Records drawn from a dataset
# # # #

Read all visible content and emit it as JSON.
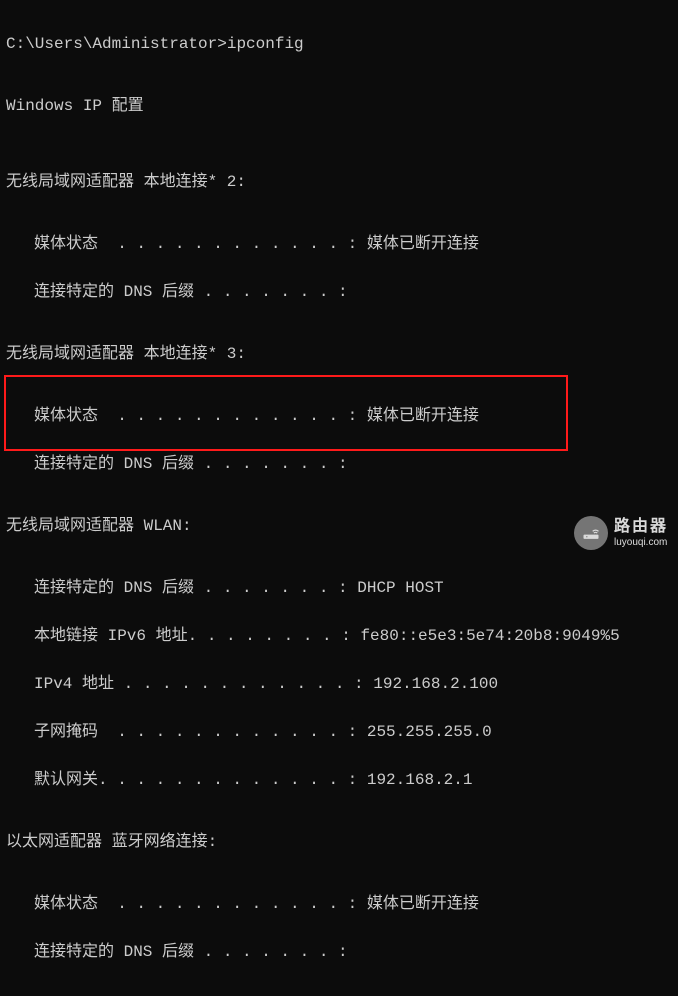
{
  "prompt_path": "C:\\Users\\Administrator>",
  "command": "ipconfig",
  "header": "Windows IP 配置",
  "adapters": [
    {
      "title": "无线局域网适配器 本地连接* 2:",
      "fields": [
        {
          "label": "媒体状态  . . . . . . . . . . . . :",
          "value": " 媒体已断开连接"
        },
        {
          "label": "连接特定的 DNS 后缀 . . . . . . . :",
          "value": ""
        }
      ]
    },
    {
      "title": "无线局域网适配器 本地连接* 3:",
      "fields": [
        {
          "label": "媒体状态  . . . . . . . . . . . . :",
          "value": " 媒体已断开连接"
        },
        {
          "label": "连接特定的 DNS 后缀 . . . . . . . :",
          "value": ""
        }
      ]
    },
    {
      "title": "无线局域网适配器 WLAN:",
      "fields": [
        {
          "label": "连接特定的 DNS 后缀 . . . . . . . :",
          "value": " DHCP HOST"
        },
        {
          "label": "本地链接 IPv6 地址. . . . . . . . :",
          "value": " fe80::e5e3:5e74:20b8:9049%5"
        },
        {
          "label": "IPv4 地址 . . . . . . . . . . . . :",
          "value": " 192.168.2.100"
        },
        {
          "label": "子网掩码  . . . . . . . . . . . . :",
          "value": " 255.255.255.0"
        },
        {
          "label": "默认网关. . . . . . . . . . . . . :",
          "value": " 192.168.2.1"
        }
      ]
    },
    {
      "title": "以太网适配器 蓝牙网络连接:",
      "fields": [
        {
          "label": "媒体状态  . . . . . . . . . . . . :",
          "value": " 媒体已断开连接"
        },
        {
          "label": "连接特定的 DNS 后缀 . . . . . . . :",
          "value": ""
        }
      ]
    }
  ],
  "highlight": {
    "adapter_index": 2,
    "field_start": 2,
    "field_end": 4
  },
  "watermark": {
    "cn": "路由器",
    "en": "luyouqi.com"
  }
}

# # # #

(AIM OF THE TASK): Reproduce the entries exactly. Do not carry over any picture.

(TASK RESULT):
Read all visible content and emit it as JSON.
{
  "prompt_path": "C:\\Users\\Administrator>",
  "command": "ipconfig",
  "header": "Windows IP 配置",
  "adapters": [
    {
      "title": "无线局域网适配器 本地连接* 2:",
      "fields": [
        {
          "label": "媒体状态  . . . . . . . . . . . . :",
          "value": " 媒体已断开连接"
        },
        {
          "label": "连接特定的 DNS 后缀 . . . . . . . :",
          "value": ""
        }
      ]
    },
    {
      "title": "无线局域网适配器 本地连接* 3:",
      "fields": [
        {
          "label": "媒体状态  . . . . . . . . . . . . :",
          "value": " 媒体已断开连接"
        },
        {
          "label": "连接特定的 DNS 后缀 . . . . . . . :",
          "value": ""
        }
      ]
    },
    {
      "title": "无线局域网适配器 WLAN:",
      "fields": [
        {
          "label": "连接特定的 DNS 后缀 . . . . . . . :",
          "value": " DHCP HOST"
        },
        {
          "label": "本地链接 IPv6 地址. . . . . . . . :",
          "value": " fe80::e5e3:5e74:20b8:9049%5"
        },
        {
          "label": "IPv4 地址 . . . . . . . . . . . . :",
          "value": " 192.168.2.100"
        },
        {
          "label": "子网掩码  . . . . . . . . . . . . :",
          "value": " 255.255.255.0"
        },
        {
          "label": "默认网关. . . . . . . . . . . . . :",
          "value": " 192.168.2.1"
        }
      ]
    },
    {
      "title": "以太网适配器 蓝牙网络连接:",
      "fields": [
        {
          "label": "媒体状态  . . . . . . . . . . . . :",
          "value": " 媒体已断开连接"
        },
        {
          "label": "连接特定的 DNS 后缀 . . . . . . . :",
          "value": ""
        }
      ]
    }
  ],
  "highlight": {
    "adapter_index": 2,
    "field_start": 2,
    "field_end": 4
  },
  "watermark": {
    "cn": "路由器",
    "en": "luyouqi.com"
  }
}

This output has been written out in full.